::: Given records :::

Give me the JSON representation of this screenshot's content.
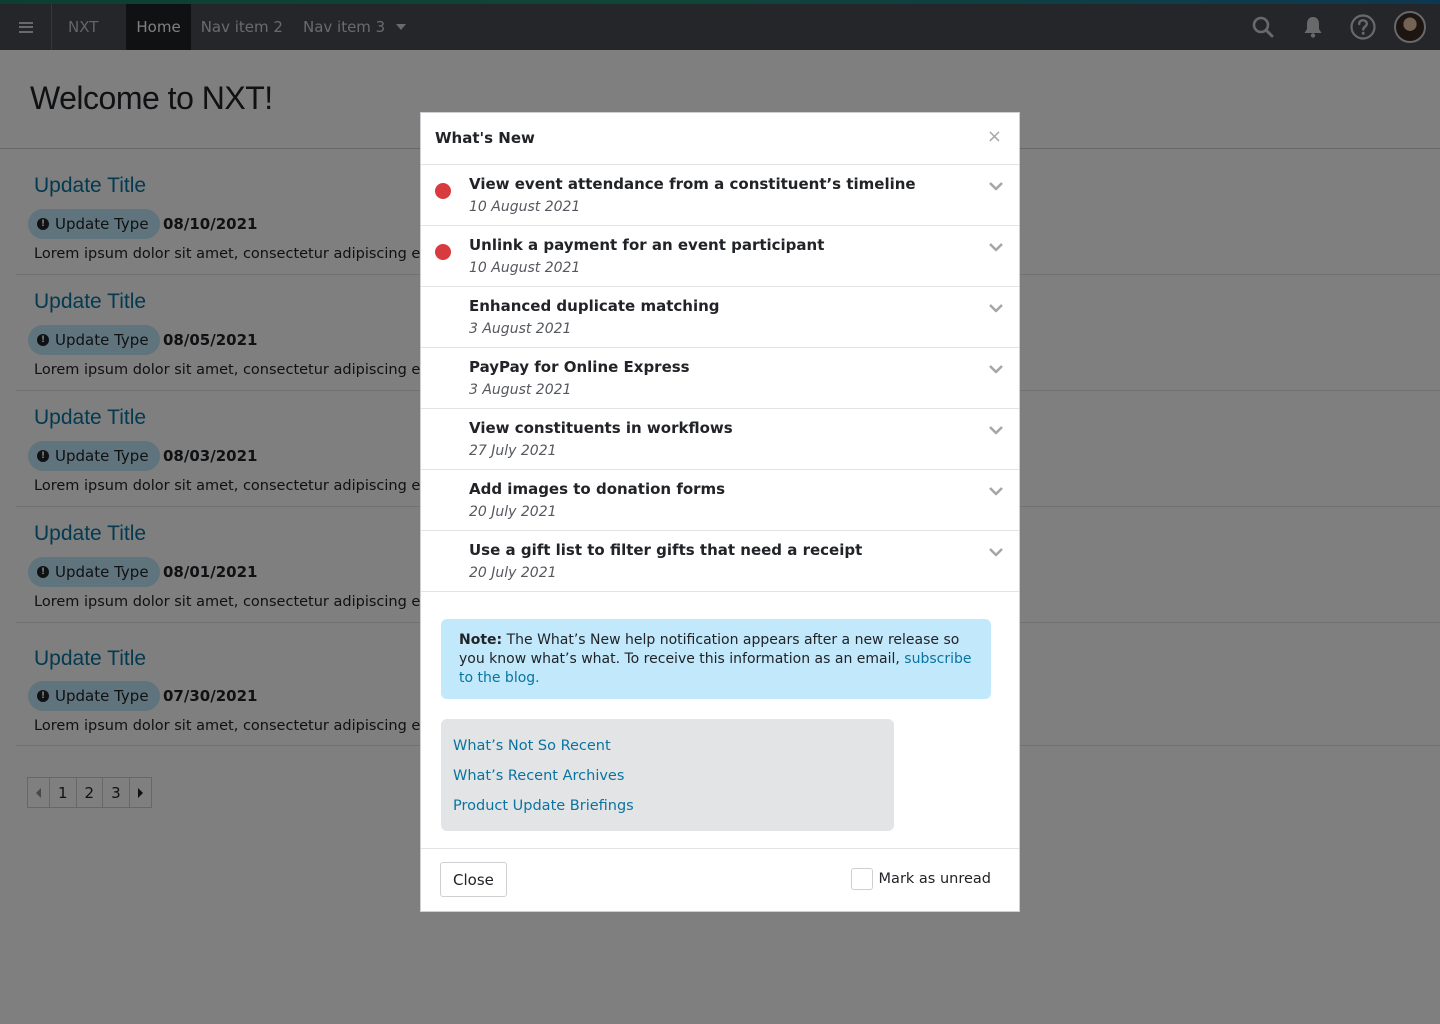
{
  "navbar": {
    "brand": "NXT",
    "items": [
      {
        "label": "Home"
      },
      {
        "label": "Nav item 2"
      },
      {
        "label": "Nav item 3"
      }
    ]
  },
  "page": {
    "title": "Welcome to NXT!",
    "updates": [
      {
        "title": "Update Title",
        "type": "Update Type",
        "date": "08/10/2021",
        "body": "Lorem ipsum dolor sit amet, consectetur adipiscing elit, s"
      },
      {
        "title": "Update Title",
        "type": "Update Type",
        "date": "08/05/2021",
        "body": "Lorem ipsum dolor sit amet, consectetur adipiscing elit, s"
      },
      {
        "title": "Update Title",
        "type": "Update Type",
        "date": "08/03/2021",
        "body": "Lorem ipsum dolor sit amet, consectetur adipiscing elit, s"
      },
      {
        "title": "Update Title",
        "type": "Update Type",
        "date": "08/01/2021",
        "body": "Lorem ipsum dolor sit amet, consectetur adipiscing elit, s"
      },
      {
        "title": "Update Title",
        "type": "Update Type",
        "date": "07/30/2021",
        "body": "Lorem ipsum dolor sit amet, consectetur adipiscing elit, s"
      }
    ],
    "pagination": {
      "pages": [
        "1",
        "2",
        "3"
      ]
    }
  },
  "modal": {
    "title": "What's New",
    "close_icon": "×",
    "items": [
      {
        "title": "View event attendance from a constituent’s timeline",
        "date": "10 August 2021",
        "unread": true
      },
      {
        "title": "Unlink a payment for an event participant",
        "date": "10 August 2021",
        "unread": true
      },
      {
        "title": "Enhanced duplicate matching",
        "date": "3 August 2021",
        "unread": false
      },
      {
        "title": "PayPay for Online Express",
        "date": "3 August 2021",
        "unread": false
      },
      {
        "title": "View constituents in workflows",
        "date": "27 July 2021",
        "unread": false
      },
      {
        "title": "Add images to donation forms",
        "date": "20 July 2021",
        "unread": false
      },
      {
        "title": "Use a gift list to filter gifts that need a receipt",
        "date": "20 July 2021",
        "unread": false
      }
    ],
    "note": {
      "label": "Note:",
      "text": " The What’s New help notification appears after a new release so you know what’s what.  To receive this information as an email, ",
      "link": "subscribe to the blog."
    },
    "links": [
      "What’s Not So Recent",
      "What’s Recent Archives",
      "Product Update Briefings"
    ],
    "footer": {
      "close_label": "Close",
      "mark_unread_label": "Mark as unread"
    }
  },
  "colors": {
    "navbar_bg": "#4a4d55",
    "link": "#0974a1",
    "unread_dot": "#d93a3f",
    "badge_bg": "#c1e8fb",
    "note_bg": "#c1e8fb"
  },
  "icons": [
    "hamburger-icon",
    "search-icon",
    "bell-icon",
    "help-icon",
    "chevron-down-icon",
    "close-icon",
    "info-icon"
  ]
}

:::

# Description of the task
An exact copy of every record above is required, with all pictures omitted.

# Answer to this task
Give me the JSON representation of this screenshot's content.
{
  "navbar": {
    "brand": "NXT",
    "items": [
      {
        "label": "Home"
      },
      {
        "label": "Nav item 2"
      },
      {
        "label": "Nav item 3"
      }
    ]
  },
  "page": {
    "title": "Welcome to NXT!",
    "updates": [
      {
        "title": "Update Title",
        "type": "Update Type",
        "date": "08/10/2021",
        "body": "Lorem ipsum dolor sit amet, consectetur adipiscing elit, s"
      },
      {
        "title": "Update Title",
        "type": "Update Type",
        "date": "08/05/2021",
        "body": "Lorem ipsum dolor sit amet, consectetur adipiscing elit, s"
      },
      {
        "title": "Update Title",
        "type": "Update Type",
        "date": "08/03/2021",
        "body": "Lorem ipsum dolor sit amet, consectetur adipiscing elit, s"
      },
      {
        "title": "Update Title",
        "type": "Update Type",
        "date": "08/01/2021",
        "body": "Lorem ipsum dolor sit amet, consectetur adipiscing elit, s"
      },
      {
        "title": "Update Title",
        "type": "Update Type",
        "date": "07/30/2021",
        "body": "Lorem ipsum dolor sit amet, consectetur adipiscing elit, s"
      }
    ],
    "pagination": {
      "pages": [
        "1",
        "2",
        "3"
      ]
    }
  },
  "modal": {
    "title": "What's New",
    "close_icon": "×",
    "items": [
      {
        "title": "View event attendance from a constituent’s timeline",
        "date": "10 August 2021",
        "unread": true
      },
      {
        "title": "Unlink a payment for an event participant",
        "date": "10 August 2021",
        "unread": true
      },
      {
        "title": "Enhanced duplicate matching",
        "date": "3 August 2021",
        "unread": false
      },
      {
        "title": "PayPay for Online Express",
        "date": "3 August 2021",
        "unread": false
      },
      {
        "title": "View constituents in workflows",
        "date": "27 July 2021",
        "unread": false
      },
      {
        "title": "Add images to donation forms",
        "date": "20 July 2021",
        "unread": false
      },
      {
        "title": "Use a gift list to filter gifts that need a receipt",
        "date": "20 July 2021",
        "unread": false
      }
    ],
    "note": {
      "label": "Note:",
      "text": " The What’s New help notification appears after a new release so you know what’s what.  To receive this information as an email, ",
      "link": "subscribe to the blog."
    },
    "links": [
      "What’s Not So Recent",
      "What’s Recent Archives",
      "Product Update Briefings"
    ],
    "footer": {
      "close_label": "Close",
      "mark_unread_label": "Mark as unread"
    }
  },
  "colors": {
    "navbar_bg": "#4a4d55",
    "link": "#0974a1",
    "unread_dot": "#d93a3f",
    "badge_bg": "#c1e8fb",
    "note_bg": "#c1e8fb"
  },
  "icons": [
    "hamburger-icon",
    "search-icon",
    "bell-icon",
    "help-icon",
    "chevron-down-icon",
    "close-icon",
    "info-icon"
  ]
}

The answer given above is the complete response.